ABOUT THIS TASK ▸
Go through the entries and set each one down exactly.

MATERIAL FOR THIS EXERCISE ▸

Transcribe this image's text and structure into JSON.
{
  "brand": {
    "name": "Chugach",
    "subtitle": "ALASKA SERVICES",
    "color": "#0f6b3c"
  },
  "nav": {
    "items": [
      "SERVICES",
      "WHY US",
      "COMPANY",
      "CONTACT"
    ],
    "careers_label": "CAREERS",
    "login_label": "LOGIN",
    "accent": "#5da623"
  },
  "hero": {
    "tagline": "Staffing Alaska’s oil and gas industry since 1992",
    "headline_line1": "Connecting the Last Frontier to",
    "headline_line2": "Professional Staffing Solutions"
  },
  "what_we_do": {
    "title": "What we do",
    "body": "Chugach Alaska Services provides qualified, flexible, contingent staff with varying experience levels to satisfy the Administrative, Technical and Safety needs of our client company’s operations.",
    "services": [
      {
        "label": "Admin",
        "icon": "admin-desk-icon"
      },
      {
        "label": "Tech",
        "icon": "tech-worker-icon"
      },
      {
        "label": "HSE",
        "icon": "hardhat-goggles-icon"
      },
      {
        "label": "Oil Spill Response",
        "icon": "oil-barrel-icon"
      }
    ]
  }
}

OUTPUT ▸
Transcribe this image's text and structure into JSON.
{
  "brand": {
    "name": "Chugach",
    "subtitle": "ALASKA SERVICES",
    "color": "#0f6b3c"
  },
  "nav": {
    "items": [
      "SERVICES",
      "WHY US",
      "COMPANY",
      "CONTACT"
    ],
    "careers_label": "CAREERS",
    "login_label": "LOGIN",
    "accent": "#5da623"
  },
  "hero": {
    "tagline": "Staffing Alaska’s oil and gas industry since 1992",
    "headline_line1": "Connecting the Last Frontier to",
    "headline_line2": "Professional Staffing Solutions"
  },
  "what_we_do": {
    "title": "What we do",
    "body": "Chugach Alaska Services provides qualified, flexible, contingent staff with varying experience levels to satisfy the Administrative, Technical and Safety needs of our client company’s operations.",
    "services": [
      {
        "label": "Admin",
        "icon": "admin-desk-icon"
      },
      {
        "label": "Tech",
        "icon": "tech-worker-icon"
      },
      {
        "label": "HSE",
        "icon": "hardhat-goggles-icon"
      },
      {
        "label": "Oil Spill Response",
        "icon": "oil-barrel-icon"
      }
    ]
  }
}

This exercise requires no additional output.